**TASK ITEM**
Only a number is expected in reply: the number of lines below that include the word "living".

**ENTRIES SUPPLIED**
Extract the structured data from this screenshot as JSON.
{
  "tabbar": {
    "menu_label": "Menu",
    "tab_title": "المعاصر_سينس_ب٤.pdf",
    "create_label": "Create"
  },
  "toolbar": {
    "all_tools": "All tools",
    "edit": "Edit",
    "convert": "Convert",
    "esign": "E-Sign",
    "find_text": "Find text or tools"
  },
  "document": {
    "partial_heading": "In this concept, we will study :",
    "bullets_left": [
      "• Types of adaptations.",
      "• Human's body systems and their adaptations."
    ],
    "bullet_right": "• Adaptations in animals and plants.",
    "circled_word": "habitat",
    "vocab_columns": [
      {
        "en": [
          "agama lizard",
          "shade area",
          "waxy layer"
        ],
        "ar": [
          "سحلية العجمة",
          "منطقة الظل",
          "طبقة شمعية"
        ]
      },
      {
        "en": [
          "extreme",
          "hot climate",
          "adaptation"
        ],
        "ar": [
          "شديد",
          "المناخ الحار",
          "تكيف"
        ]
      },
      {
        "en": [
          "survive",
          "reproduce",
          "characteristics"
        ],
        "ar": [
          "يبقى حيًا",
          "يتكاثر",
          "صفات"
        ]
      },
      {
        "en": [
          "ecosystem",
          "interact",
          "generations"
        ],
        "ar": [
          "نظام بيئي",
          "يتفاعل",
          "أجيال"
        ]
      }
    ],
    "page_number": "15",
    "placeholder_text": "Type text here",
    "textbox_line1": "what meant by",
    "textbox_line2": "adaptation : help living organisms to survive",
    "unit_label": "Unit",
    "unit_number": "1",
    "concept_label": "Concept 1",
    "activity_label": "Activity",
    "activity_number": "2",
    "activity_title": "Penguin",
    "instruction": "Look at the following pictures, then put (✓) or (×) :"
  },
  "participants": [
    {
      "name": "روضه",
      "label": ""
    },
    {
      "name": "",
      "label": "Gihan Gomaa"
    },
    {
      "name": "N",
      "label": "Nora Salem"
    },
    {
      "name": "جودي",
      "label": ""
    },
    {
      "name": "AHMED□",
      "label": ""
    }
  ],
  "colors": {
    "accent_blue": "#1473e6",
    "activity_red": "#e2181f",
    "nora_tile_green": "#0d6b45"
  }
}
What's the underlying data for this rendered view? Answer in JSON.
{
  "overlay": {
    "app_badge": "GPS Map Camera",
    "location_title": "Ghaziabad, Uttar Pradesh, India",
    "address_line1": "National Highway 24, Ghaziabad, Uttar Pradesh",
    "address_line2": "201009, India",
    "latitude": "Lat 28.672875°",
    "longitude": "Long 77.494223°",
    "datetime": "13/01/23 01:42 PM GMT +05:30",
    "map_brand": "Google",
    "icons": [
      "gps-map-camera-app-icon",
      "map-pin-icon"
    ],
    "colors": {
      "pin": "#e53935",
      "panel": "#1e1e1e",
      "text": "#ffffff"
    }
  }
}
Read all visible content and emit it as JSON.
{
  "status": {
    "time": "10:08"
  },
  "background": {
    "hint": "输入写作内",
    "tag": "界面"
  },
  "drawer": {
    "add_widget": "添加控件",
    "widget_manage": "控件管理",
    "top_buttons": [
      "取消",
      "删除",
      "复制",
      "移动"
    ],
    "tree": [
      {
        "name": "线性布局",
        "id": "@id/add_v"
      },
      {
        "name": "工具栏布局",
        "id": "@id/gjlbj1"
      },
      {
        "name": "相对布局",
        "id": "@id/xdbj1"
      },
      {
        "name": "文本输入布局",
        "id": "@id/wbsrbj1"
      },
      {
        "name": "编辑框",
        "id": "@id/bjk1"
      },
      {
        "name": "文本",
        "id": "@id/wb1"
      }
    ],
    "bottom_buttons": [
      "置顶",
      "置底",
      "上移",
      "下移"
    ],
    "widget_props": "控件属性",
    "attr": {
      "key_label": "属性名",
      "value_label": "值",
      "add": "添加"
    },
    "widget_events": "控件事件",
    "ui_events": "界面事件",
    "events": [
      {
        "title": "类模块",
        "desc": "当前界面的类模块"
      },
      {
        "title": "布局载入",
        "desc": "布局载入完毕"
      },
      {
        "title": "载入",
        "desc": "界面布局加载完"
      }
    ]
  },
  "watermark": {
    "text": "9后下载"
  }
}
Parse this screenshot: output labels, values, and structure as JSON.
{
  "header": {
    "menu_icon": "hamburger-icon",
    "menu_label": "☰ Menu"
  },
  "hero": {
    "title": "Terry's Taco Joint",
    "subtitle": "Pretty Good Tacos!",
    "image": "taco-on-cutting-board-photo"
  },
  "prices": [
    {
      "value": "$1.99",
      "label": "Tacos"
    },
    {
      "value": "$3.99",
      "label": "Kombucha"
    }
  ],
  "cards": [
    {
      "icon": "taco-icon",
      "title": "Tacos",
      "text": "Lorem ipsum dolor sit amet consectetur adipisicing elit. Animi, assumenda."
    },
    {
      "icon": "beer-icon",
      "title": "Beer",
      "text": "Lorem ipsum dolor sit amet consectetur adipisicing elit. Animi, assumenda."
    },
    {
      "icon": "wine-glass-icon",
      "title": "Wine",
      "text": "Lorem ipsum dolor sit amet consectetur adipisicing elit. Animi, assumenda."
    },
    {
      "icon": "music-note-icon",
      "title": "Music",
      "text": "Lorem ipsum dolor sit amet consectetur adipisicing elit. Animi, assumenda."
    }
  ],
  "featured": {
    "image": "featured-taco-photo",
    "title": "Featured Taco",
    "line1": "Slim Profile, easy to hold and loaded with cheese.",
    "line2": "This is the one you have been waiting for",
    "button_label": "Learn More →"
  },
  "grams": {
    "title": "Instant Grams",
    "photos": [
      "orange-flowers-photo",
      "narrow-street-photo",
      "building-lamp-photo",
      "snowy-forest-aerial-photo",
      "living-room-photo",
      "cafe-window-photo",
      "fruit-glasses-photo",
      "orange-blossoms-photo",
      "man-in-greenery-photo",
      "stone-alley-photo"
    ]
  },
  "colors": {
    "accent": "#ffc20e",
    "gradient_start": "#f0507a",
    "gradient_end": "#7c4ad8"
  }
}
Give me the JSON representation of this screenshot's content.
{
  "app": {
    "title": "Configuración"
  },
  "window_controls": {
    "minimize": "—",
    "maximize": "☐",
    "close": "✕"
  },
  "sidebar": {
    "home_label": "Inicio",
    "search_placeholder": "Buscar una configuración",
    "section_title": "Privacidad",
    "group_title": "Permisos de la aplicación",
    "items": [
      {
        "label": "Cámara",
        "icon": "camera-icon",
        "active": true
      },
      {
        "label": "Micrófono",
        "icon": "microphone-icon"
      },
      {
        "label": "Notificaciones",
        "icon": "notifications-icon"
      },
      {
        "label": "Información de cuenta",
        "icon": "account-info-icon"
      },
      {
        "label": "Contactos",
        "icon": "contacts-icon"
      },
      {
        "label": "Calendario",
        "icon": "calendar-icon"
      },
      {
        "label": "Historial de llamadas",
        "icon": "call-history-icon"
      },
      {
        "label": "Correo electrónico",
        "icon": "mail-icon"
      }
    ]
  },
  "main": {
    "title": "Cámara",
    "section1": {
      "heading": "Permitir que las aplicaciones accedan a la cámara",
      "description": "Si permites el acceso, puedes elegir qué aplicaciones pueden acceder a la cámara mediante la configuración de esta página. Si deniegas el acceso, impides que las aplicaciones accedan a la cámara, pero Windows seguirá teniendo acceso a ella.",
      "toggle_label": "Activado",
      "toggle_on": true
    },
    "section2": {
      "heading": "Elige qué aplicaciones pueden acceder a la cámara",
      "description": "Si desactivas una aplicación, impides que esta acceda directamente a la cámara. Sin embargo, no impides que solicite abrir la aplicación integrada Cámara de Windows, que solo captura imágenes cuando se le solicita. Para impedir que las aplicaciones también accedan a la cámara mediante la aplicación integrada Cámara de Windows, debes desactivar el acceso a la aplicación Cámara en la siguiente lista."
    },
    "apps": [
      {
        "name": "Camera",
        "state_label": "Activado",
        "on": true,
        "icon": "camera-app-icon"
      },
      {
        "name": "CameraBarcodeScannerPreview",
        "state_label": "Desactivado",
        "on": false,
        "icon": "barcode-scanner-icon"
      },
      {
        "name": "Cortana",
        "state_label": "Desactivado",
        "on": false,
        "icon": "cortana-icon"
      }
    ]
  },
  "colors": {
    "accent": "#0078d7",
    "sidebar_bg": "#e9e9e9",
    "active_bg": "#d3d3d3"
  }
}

**SOLUTION TO THE PROBLEM**
2